> [MATERIAL PROVIDED]
---+---

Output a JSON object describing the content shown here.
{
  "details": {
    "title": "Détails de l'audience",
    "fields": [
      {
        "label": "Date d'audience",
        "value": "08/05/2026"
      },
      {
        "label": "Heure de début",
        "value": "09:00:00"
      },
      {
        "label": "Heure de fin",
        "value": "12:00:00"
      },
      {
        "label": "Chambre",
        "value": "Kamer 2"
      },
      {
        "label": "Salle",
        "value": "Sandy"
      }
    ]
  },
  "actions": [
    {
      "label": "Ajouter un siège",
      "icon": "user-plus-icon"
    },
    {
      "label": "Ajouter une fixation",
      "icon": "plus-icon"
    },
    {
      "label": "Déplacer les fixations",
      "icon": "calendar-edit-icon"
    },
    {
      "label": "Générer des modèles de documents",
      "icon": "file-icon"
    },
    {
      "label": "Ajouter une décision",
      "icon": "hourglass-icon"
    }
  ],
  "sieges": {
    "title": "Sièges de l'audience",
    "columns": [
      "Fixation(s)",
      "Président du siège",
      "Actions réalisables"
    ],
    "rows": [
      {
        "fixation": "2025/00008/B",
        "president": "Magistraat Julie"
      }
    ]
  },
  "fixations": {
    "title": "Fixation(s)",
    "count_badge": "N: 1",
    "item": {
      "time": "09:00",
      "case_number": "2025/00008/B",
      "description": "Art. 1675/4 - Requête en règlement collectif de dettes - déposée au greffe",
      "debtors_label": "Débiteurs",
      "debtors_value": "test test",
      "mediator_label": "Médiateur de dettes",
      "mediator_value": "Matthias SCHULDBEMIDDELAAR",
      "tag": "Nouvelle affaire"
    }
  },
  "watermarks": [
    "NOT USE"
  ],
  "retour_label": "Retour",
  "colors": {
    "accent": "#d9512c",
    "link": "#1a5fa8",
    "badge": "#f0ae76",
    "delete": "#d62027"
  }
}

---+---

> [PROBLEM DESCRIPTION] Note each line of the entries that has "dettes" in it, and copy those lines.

> [RESPONSE AREA]
      "description": "Art. 1675/4 - Requête en règlement collectif de dettes - déposée au greffe",
      "mediator_label": "Médiateur de dettes",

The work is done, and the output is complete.